Segment Open

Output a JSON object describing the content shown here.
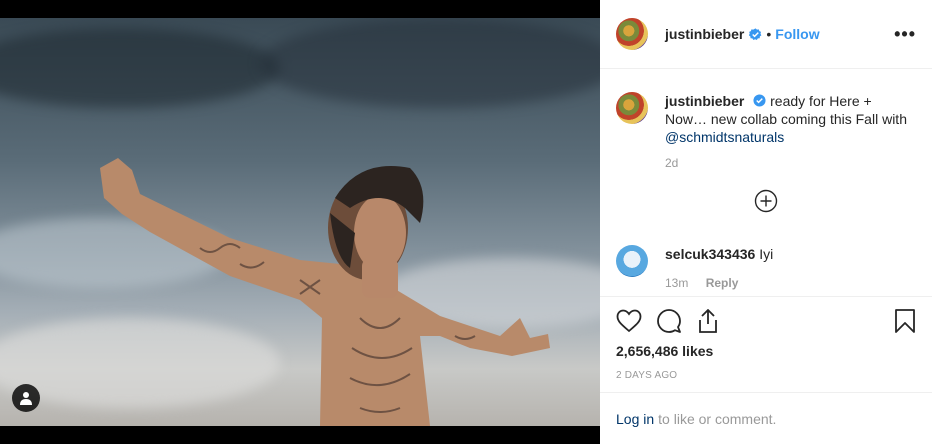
{
  "media": {
    "tag_icon": "person-tag-icon"
  },
  "header": {
    "username": "justinbieber",
    "separator": "•",
    "follow_label": "Follow",
    "more_label": "•••"
  },
  "caption": {
    "username": "justinbieber",
    "text": "ready for Here + Now… new collab coming this Fall with",
    "mention": "@schmidtsnaturals",
    "time": "2d"
  },
  "comments": [
    {
      "username": "selcuk343436",
      "text": "Iyi",
      "time": "13m",
      "reply_label": "Reply"
    }
  ],
  "actions": {
    "likes": "2,656,486 likes",
    "age": "2 days ago"
  },
  "login": {
    "link": "Log in",
    "text": "to like or comment."
  },
  "colors": {
    "accent": "#3897f0",
    "mention": "#003569",
    "muted": "#999999"
  }
}
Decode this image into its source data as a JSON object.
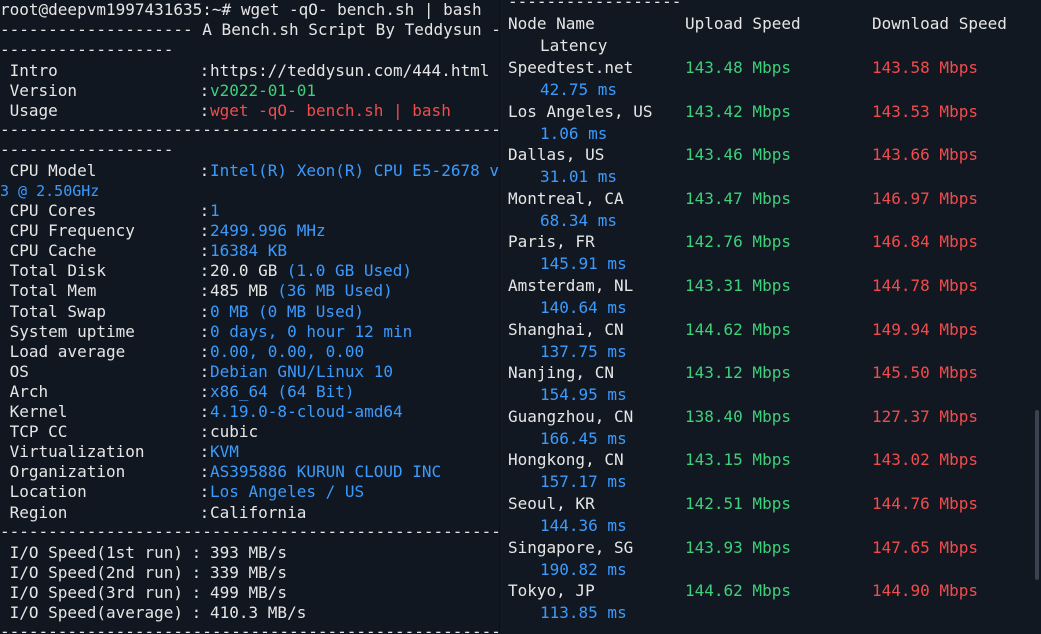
{
  "left": {
    "prompt": "root@deepvm1997431635:~# wget -qO- bench.sh | bash",
    "banner": "-------------------- A Bench.sh Script By Teddysun -",
    "dashes_short": "------------------",
    "dashes_long": "----------------------------------------------------",
    "rows": [
      {
        "label": " Intro",
        "sep": " : ",
        "value": "https://teddysun.com/444.html",
        "color": "white"
      },
      {
        "label": " Version",
        "sep": " : ",
        "value": "v2022-01-01",
        "color": "green"
      },
      {
        "label": " Usage",
        "sep": " : ",
        "value": "wget -qO- bench.sh | bash",
        "color": "red"
      }
    ],
    "cpu_model": {
      "label": " CPU Model",
      "sep": " : ",
      "value": "Intel(R) Xeon(R) CPU E5-2678 v",
      "wrap": "3 @ 2.50GHz"
    },
    "sys_rows": [
      {
        "label": " CPU Cores",
        "value": "1",
        "extra": ""
      },
      {
        "label": " CPU Frequency",
        "value": "2499.996 MHz",
        "extra": ""
      },
      {
        "label": " CPU Cache",
        "value": "16384 KB",
        "extra": ""
      },
      {
        "label": " Total Disk",
        "value": "20.0 GB",
        "extra": "(1.0 GB Used)",
        "value_color": "white"
      },
      {
        "label": " Total Mem",
        "value": "485 MB",
        "extra": "(36 MB Used)",
        "value_color": "white"
      },
      {
        "label": " Total Swap",
        "value": "0 MB",
        "extra": "(0 MB Used)"
      },
      {
        "label": " System uptime",
        "value": "0 days, 0 hour 12 min",
        "extra": ""
      },
      {
        "label": " Load average",
        "value": "0.00, 0.00, 0.00",
        "extra": ""
      },
      {
        "label": " OS",
        "value": "Debian GNU/Linux 10",
        "extra": ""
      },
      {
        "label": " Arch",
        "value": "x86_64 (64 Bit)",
        "extra": ""
      },
      {
        "label": " Kernel",
        "value": "4.19.0-8-cloud-amd64",
        "extra": ""
      },
      {
        "label": " TCP CC",
        "value": "cubic",
        "extra": "",
        "value_color": "white"
      },
      {
        "label": " Virtualization",
        "value": "KVM",
        "extra": ""
      },
      {
        "label": " Organization",
        "value": "AS395886 KURUN CLOUD INC",
        "extra": ""
      },
      {
        "label": " Location",
        "value": "Los Angeles / US",
        "extra": ""
      },
      {
        "label": " Region",
        "value": "California",
        "extra": "",
        "value_color": "white"
      }
    ],
    "io_rows": [
      {
        "label": " I/O Speed(1st run)",
        "value": "393 MB/s"
      },
      {
        "label": " I/O Speed(2nd run)",
        "value": "339 MB/s"
      },
      {
        "label": " I/O Speed(3rd run)",
        "value": "499 MB/s"
      },
      {
        "label": " I/O Speed(average)",
        "value": "410.3 MB/s"
      }
    ]
  },
  "right": {
    "top_dashes": "------------------",
    "headers": {
      "node": "Node Name",
      "upload": "Upload Speed",
      "download": "Download Speed",
      "latency": "Latency"
    },
    "nodes": [
      {
        "name": "Speedtest.net",
        "upload": "143.48 Mbps",
        "download": "143.58 Mbps",
        "latency": "42.75 ms"
      },
      {
        "name": "Los Angeles, US",
        "upload": "143.42 Mbps",
        "download": "143.53 Mbps",
        "latency": "1.06 ms"
      },
      {
        "name": "Dallas, US",
        "upload": "143.46 Mbps",
        "download": "143.66 Mbps",
        "latency": "31.01 ms"
      },
      {
        "name": "Montreal, CA",
        "upload": "143.47 Mbps",
        "download": "146.97 Mbps",
        "latency": "68.34 ms"
      },
      {
        "name": "Paris, FR",
        "upload": "142.76 Mbps",
        "download": "146.84 Mbps",
        "latency": "145.91 ms"
      },
      {
        "name": "Amsterdam, NL",
        "upload": "143.31 Mbps",
        "download": "144.78 Mbps",
        "latency": "140.64 ms"
      },
      {
        "name": "Shanghai, CN",
        "upload": "144.62 Mbps",
        "download": "149.94 Mbps",
        "latency": "137.75 ms"
      },
      {
        "name": "Nanjing, CN",
        "upload": "143.12 Mbps",
        "download": "145.50 Mbps",
        "latency": "154.95 ms"
      },
      {
        "name": "Guangzhou, CN",
        "upload": "138.40 Mbps",
        "download": "127.37 Mbps",
        "latency": "166.45 ms"
      },
      {
        "name": "Hongkong, CN",
        "upload": "143.15 Mbps",
        "download": "143.02 Mbps",
        "latency": "157.17 ms"
      },
      {
        "name": "Seoul, KR",
        "upload": "142.51 Mbps",
        "download": "144.76 Mbps",
        "latency": "144.36 ms"
      },
      {
        "name": "Singapore, SG",
        "upload": "143.93 Mbps",
        "download": "147.65 Mbps",
        "latency": "190.82 ms"
      },
      {
        "name": "Tokyo, JP",
        "upload": "144.62 Mbps",
        "download": "144.90 Mbps",
        "latency": "113.85 ms"
      }
    ]
  },
  "colors": {
    "bg": "#111720",
    "green": "#3ed07a",
    "red": "#f14c4c",
    "blue": "#3a9bff",
    "text": "#e6e6e6"
  }
}
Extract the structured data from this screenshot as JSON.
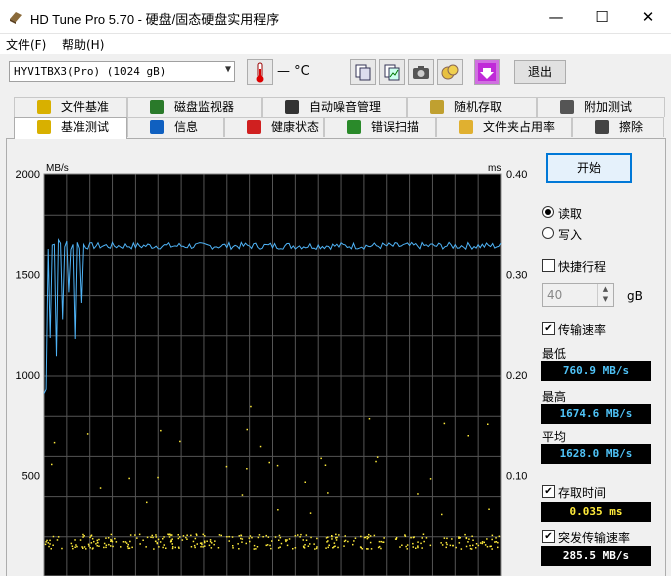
{
  "window": {
    "title": "HD Tune Pro 5.70 - 硬盘/固态硬盘实用程序",
    "minimize": "—",
    "maximize": "☐",
    "close": "✕"
  },
  "menu": {
    "file": "文件(F)",
    "help": "帮助(H)"
  },
  "toolbar": {
    "drive": "HYV1TBX3(Pro) (1024 gB)",
    "temperature": "— °C",
    "exit": "退出"
  },
  "tabs_row1": [
    "文件基准",
    "磁盘监视器",
    "自动噪音管理",
    "随机存取",
    "附加测试"
  ],
  "tabs_row2": [
    "基准测试",
    "信息",
    "健康状态",
    "错误扫描",
    "文件夹占用率",
    "擦除"
  ],
  "active_tab": "基准测试",
  "controls": {
    "start": "开始",
    "read": "读取",
    "write": "写入",
    "read_selected": true,
    "quick_stroke": "快捷行程",
    "quick_stroke_checked": false,
    "quick_value": "40",
    "quick_unit": "gB",
    "transfer_rate": "传输速率",
    "transfer_rate_checked": true,
    "min_label": "最低",
    "min_value": "760.9 MB/s",
    "max_label": "最高",
    "max_value": "1674.6 MB/s",
    "avg_label": "平均",
    "avg_value": "1628.0 MB/s",
    "access_time": "存取时间",
    "access_time_checked": true,
    "access_value": "0.035 ms",
    "burst": "突发传输速率",
    "burst_checked": true,
    "burst_value": "285.5 MB/s"
  },
  "chart_data": {
    "type": "line",
    "y_left_label": "MB/s",
    "y_right_label": "ms",
    "y_left_ticks": [
      "2000",
      "1500",
      "1000",
      "500"
    ],
    "y_right_ticks": [
      "0.40",
      "0.30",
      "0.20",
      "0.10"
    ],
    "ylim_left": [
      0,
      2000
    ],
    "ylim_right": [
      0,
      0.4
    ],
    "grid": true,
    "series": [
      {
        "name": "传输速率",
        "color": "#4fb3f6",
        "steady_mbs": 1650,
        "min_mbs": 760.9,
        "max_mbs": 1674.6,
        "avg_mbs": 1628.0
      },
      {
        "name": "存取时间",
        "color": "#ffeb3b",
        "avg_ms": 0.035
      }
    ]
  }
}
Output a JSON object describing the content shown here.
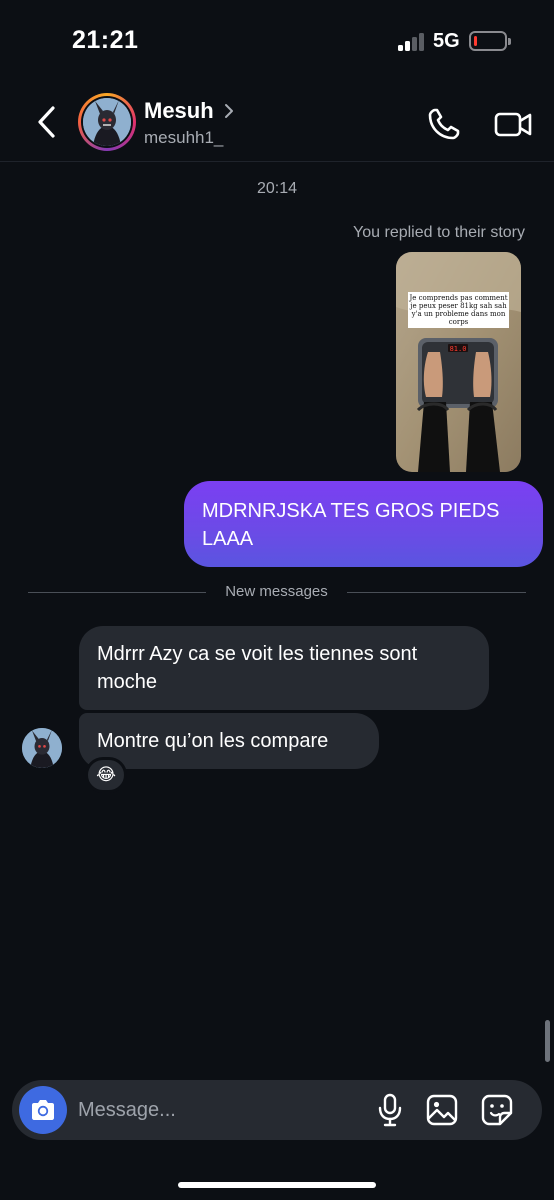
{
  "status_bar": {
    "time": "21:21",
    "network": "5G",
    "battery_level": 0.1,
    "battery_color": "#ff3b30"
  },
  "header": {
    "contact_name": "Mesuh",
    "username": "mesuhh1_",
    "icons": [
      "chevron-left-icon",
      "chevron-right-icon",
      "phone-icon",
      "video-camera-icon"
    ]
  },
  "conversation": {
    "timestamp": "20:14",
    "story_reply_label": "You replied to their story",
    "story": {
      "caption": "Je comprends pas comment je peux peser 81kg sah sah y'a un probleme dans mon corps",
      "scale_reading": "81.0"
    },
    "sent_message": "MDRNRJSKA TES GROS PIEDS LAAA",
    "new_messages_label": "New messages",
    "received_messages": [
      {
        "text": "Mdrrr Azy ca se voit les tiennes sont moche"
      },
      {
        "text": "Montre qu’on les compare"
      }
    ],
    "reaction": "😂"
  },
  "composer": {
    "placeholder": "Message...",
    "icons": [
      "camera-icon",
      "microphone-icon",
      "gallery-icon",
      "sticker-icon"
    ]
  },
  "colors": {
    "background": "#0c0f14",
    "sent_bubble": "#6b4be6",
    "received_bubble": "#262a31",
    "camera_button": "#3e6ae1",
    "secondary_text": "#a8acb3"
  }
}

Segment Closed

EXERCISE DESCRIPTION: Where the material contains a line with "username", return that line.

ANSWER SECTION:
    "username": "justinbieber",
    "username": "justinbieber",
      "username": "selcuk343436",
    "username": "mesuhh1_",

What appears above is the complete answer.